New York–based journalist Smith seeks to understand the experience of hearing voices.

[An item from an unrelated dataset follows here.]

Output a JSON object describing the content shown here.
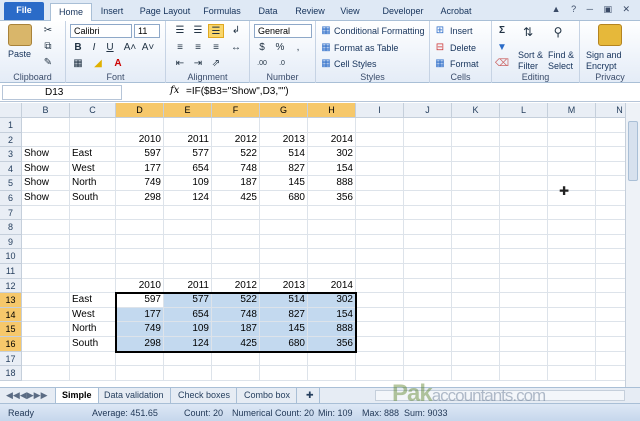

Smith’s father had been tormented all his life by voices telling him what to do; his grandfather had also heard voices, albeit more benevolent ones. The author, who has had no such experiences, here describes his attempts to probe the mysteries of auditory hallucination. He wore headphones and played a tape entitled “Training and Simulated Experience of Hearing Voices That Are Distressing.” He attended the 2003 annual meeting of the Hearing Voices Network in Manchester, England. He spent time in a flotation tank isolated from all external stimuli in the vain hope of inducing auditory hallucinations. These personal accounts are interwoven with a history of hearing voices, from ancient Greece to the present and stories about individuals who heard them: Socrates, Old Testament prophets, Muhammad, preacher John Bunyan, the Spanish nun Teresa of Ávila, Joan of Arc and Daniel Paul Schreber, a German psychiatric patient whose 1903 Memoirs of My Nervous Illness dealt at length with the subject. The Enlightenment’s emphasis on rationality and skeptical inquiry, Smith argues, transformed hearing voices from a religious experience into a pathology. Academic research currently looks at the phenomenon through the lens of psychosis, and for some mental-health specialists, hearing voices is symptomatic of schizophrenia. The author emphasizes that, while we are not bound to believe in the existence of spirits or demons or even the worth of the messages, we must acknowledge that for those who experience auditory hallucinations, the voices will always be “real.”
An appealing introduction to a mysterious phenomenon.